### INPUT DATA

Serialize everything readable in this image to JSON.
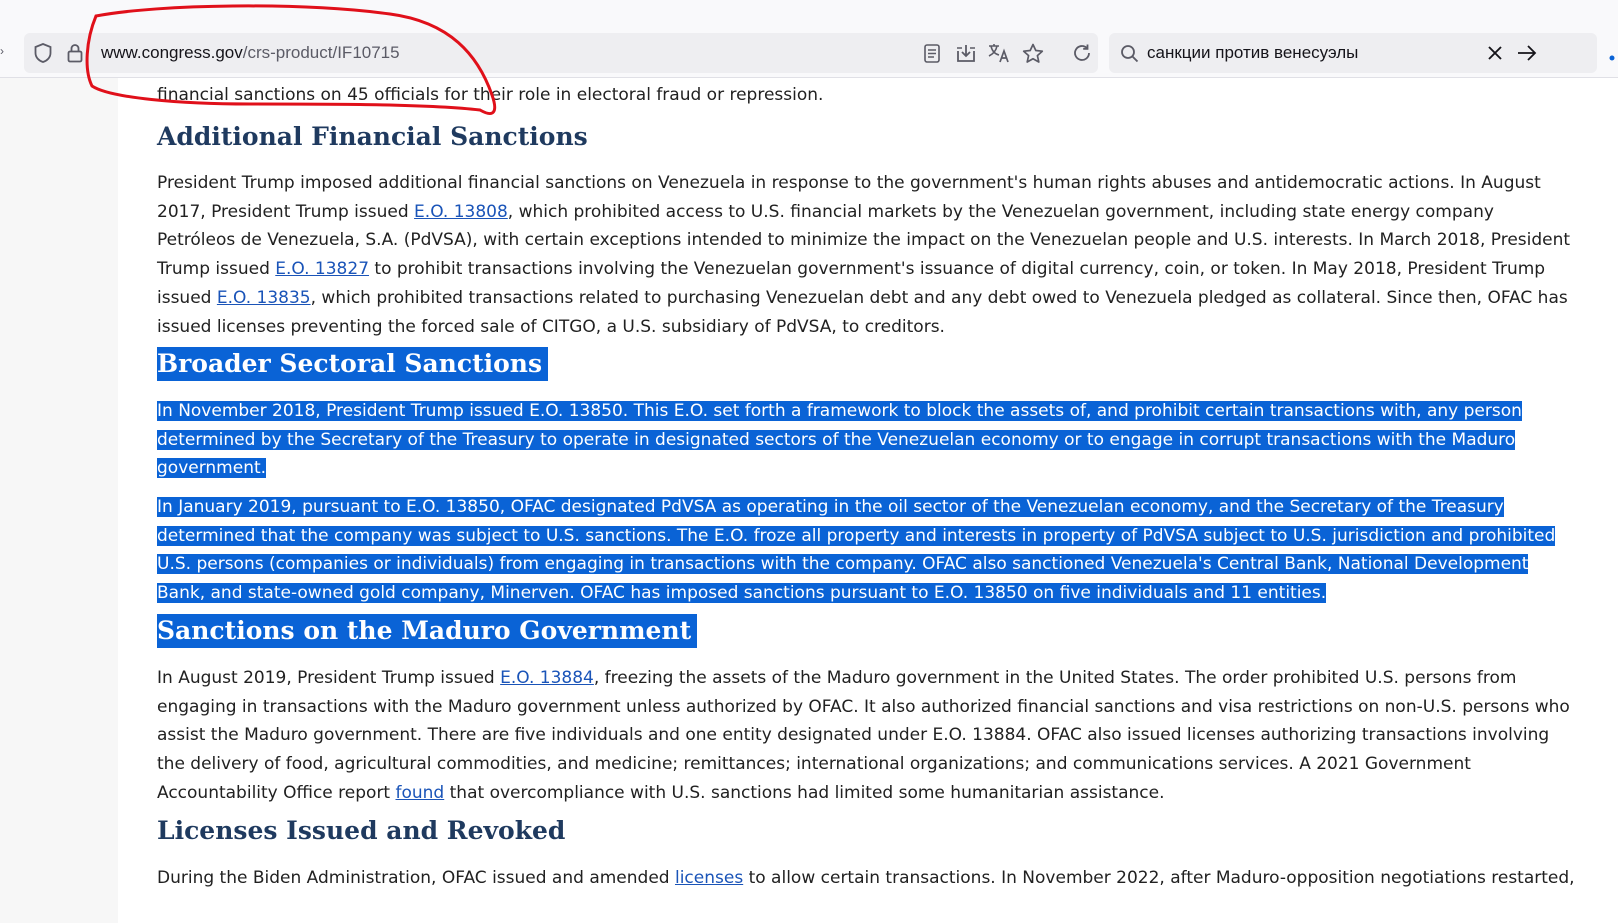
{
  "browser": {
    "url_domain": "www.congress.gov",
    "url_path": "/crs-product/IF10715",
    "search_query": "санкции против венесуэлы",
    "icons": [
      "shield-icon",
      "lock-icon",
      "reader-view-icon",
      "save-to-pocket-icon",
      "translate-icon",
      "bookmark-star-icon",
      "reload-icon",
      "search-icon",
      "clear-icon",
      "go-arrow-icon"
    ]
  },
  "article": {
    "top_fragment": "financial sanctions on 45 officials for their role in electoral fraud or repression.",
    "sections": [
      {
        "heading": "Additional Financial Sanctions",
        "paragraph": {
          "t1": "President Trump imposed additional financial sanctions on Venezuela in response to the government's human rights abuses and antidemocratic actions. In August 2017, President Trump issued ",
          "link1": "E.O. 13808",
          "t2": ", which prohibited access to U.S. financial markets by the Venezuelan government, including state energy company Petróleos de Venezuela, S.A. (PdVSA), with certain exceptions intended to minimize the impact on the Venezuelan people and U.S. interests. In March 2018, President Trump issued ",
          "link2": "E.O. 13827",
          "t3": " to prohibit transactions involving the Venezuelan government's issuance of digital currency, coin, or token. In May 2018, President Trump issued ",
          "link3": "E.O. 13835",
          "t4": ", which prohibited transactions related to purchasing Venezuelan debt and any debt owed to Venezuela pledged as collateral. Since then, OFAC has issued licenses preventing the forced sale of CITGO, a U.S. subsidiary of PdVSA, to creditors."
        }
      },
      {
        "heading": "Broader Sectoral Sanctions",
        "paragraph1": "In November 2018, President Trump issued E.O. 13850. This E.O. set forth a framework to block the assets of, and prohibit certain transactions with, any person determined by the Secretary of the Treasury to operate in designated sectors of the Venezuelan economy or to engage in corrupt transactions with the Maduro government.",
        "paragraph2": "In January 2019, pursuant to E.O. 13850, OFAC designated PdVSA as operating in the oil sector of the Venezuelan economy, and the Secretary of the Treasury determined that the company was subject to U.S. sanctions. The E.O. froze all property and interests in property of PdVSA subject to U.S. jurisdiction and prohibited U.S. persons (companies or individuals) from engaging in transactions with the company. OFAC also sanctioned Venezuela's Central Bank, National Development Bank, and state-owned gold company, Minerven. OFAC has imposed sanctions pursuant to E.O. 13850 on five individuals and 11 entities."
      },
      {
        "heading": "Sanctions on the Maduro Government",
        "paragraph": {
          "t1": "In August 2019, President Trump issued ",
          "link1": "E.O. 13884",
          "t2": ", freezing the assets of the Maduro government in the United States. The order prohibited U.S. persons from engaging in transactions with the Maduro government unless authorized by OFAC. It also authorized financial sanctions and visa restrictions on non-U.S. persons who assist the Maduro government. There are five individuals and one entity designated under E.O. 13884. OFAC also issued licenses authorizing transactions involving the delivery of food, agricultural commodities, and medicine; remittances; international organizations; and communications services. A 2021 Government Accountability Office report ",
          "link2": "found",
          "t3": " that overcompliance with U.S. sanctions had limited some humanitarian assistance."
        }
      },
      {
        "heading": "Licenses Issued and Revoked",
        "paragraph": {
          "t1": "During the Biden Administration, OFAC issued and amended ",
          "link1": "licenses",
          "t2": " to allow certain transactions. In November 2022, after Maduro-opposition negotiations restarted,"
        }
      }
    ]
  },
  "colors": {
    "selection": "#0a63d6",
    "heading": "#1f3a5f",
    "link": "#1a54b8",
    "annotation": "#e0101a"
  }
}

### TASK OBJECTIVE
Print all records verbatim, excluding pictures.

### REPLY
Serialize everything readable in this image to JSON.
{
  "browser": {
    "url_domain": "www.congress.gov",
    "url_path": "/crs-product/IF10715",
    "search_query": "санкции против венесуэлы",
    "icons": [
      "shield-icon",
      "lock-icon",
      "reader-view-icon",
      "save-to-pocket-icon",
      "translate-icon",
      "bookmark-star-icon",
      "reload-icon",
      "search-icon",
      "clear-icon",
      "go-arrow-icon"
    ]
  },
  "article": {
    "top_fragment": "financial sanctions on 45 officials for their role in electoral fraud or repression.",
    "sections": [
      {
        "heading": "Additional Financial Sanctions",
        "paragraph": {
          "t1": "President Trump imposed additional financial sanctions on Venezuela in response to the government's human rights abuses and antidemocratic actions. In August 2017, President Trump issued ",
          "link1": "E.O. 13808",
          "t2": ", which prohibited access to U.S. financial markets by the Venezuelan government, including state energy company Petróleos de Venezuela, S.A. (PdVSA), with certain exceptions intended to minimize the impact on the Venezuelan people and U.S. interests. In March 2018, President Trump issued ",
          "link2": "E.O. 13827",
          "t3": " to prohibit transactions involving the Venezuelan government's issuance of digital currency, coin, or token. In May 2018, President Trump issued ",
          "link3": "E.O. 13835",
          "t4": ", which prohibited transactions related to purchasing Venezuelan debt and any debt owed to Venezuela pledged as collateral. Since then, OFAC has issued licenses preventing the forced sale of CITGO, a U.S. subsidiary of PdVSA, to creditors."
        }
      },
      {
        "heading": "Broader Sectoral Sanctions",
        "paragraph1": "In November 2018, President Trump issued E.O. 13850. This E.O. set forth a framework to block the assets of, and prohibit certain transactions with, any person determined by the Secretary of the Treasury to operate in designated sectors of the Venezuelan economy or to engage in corrupt transactions with the Maduro government.",
        "paragraph2": "In January 2019, pursuant to E.O. 13850, OFAC designated PdVSA as operating in the oil sector of the Venezuelan economy, and the Secretary of the Treasury determined that the company was subject to U.S. sanctions. The E.O. froze all property and interests in property of PdVSA subject to U.S. jurisdiction and prohibited U.S. persons (companies or individuals) from engaging in transactions with the company. OFAC also sanctioned Venezuela's Central Bank, National Development Bank, and state-owned gold company, Minerven. OFAC has imposed sanctions pursuant to E.O. 13850 on five individuals and 11 entities."
      },
      {
        "heading": "Sanctions on the Maduro Government",
        "paragraph": {
          "t1": "In August 2019, President Trump issued ",
          "link1": "E.O. 13884",
          "t2": ", freezing the assets of the Maduro government in the United States. The order prohibited U.S. persons from engaging in transactions with the Maduro government unless authorized by OFAC. It also authorized financial sanctions and visa restrictions on non-U.S. persons who assist the Maduro government. There are five individuals and one entity designated under E.O. 13884. OFAC also issued licenses authorizing transactions involving the delivery of food, agricultural commodities, and medicine; remittances; international organizations; and communications services. A 2021 Government Accountability Office report ",
          "link2": "found",
          "t3": " that overcompliance with U.S. sanctions had limited some humanitarian assistance."
        }
      },
      {
        "heading": "Licenses Issued and Revoked",
        "paragraph": {
          "t1": "During the Biden Administration, OFAC issued and amended ",
          "link1": "licenses",
          "t2": " to allow certain transactions. In November 2022, after Maduro-opposition negotiations restarted,"
        }
      }
    ]
  },
  "colors": {
    "selection": "#0a63d6",
    "heading": "#1f3a5f",
    "link": "#1a54b8",
    "annotation": "#e0101a"
  }
}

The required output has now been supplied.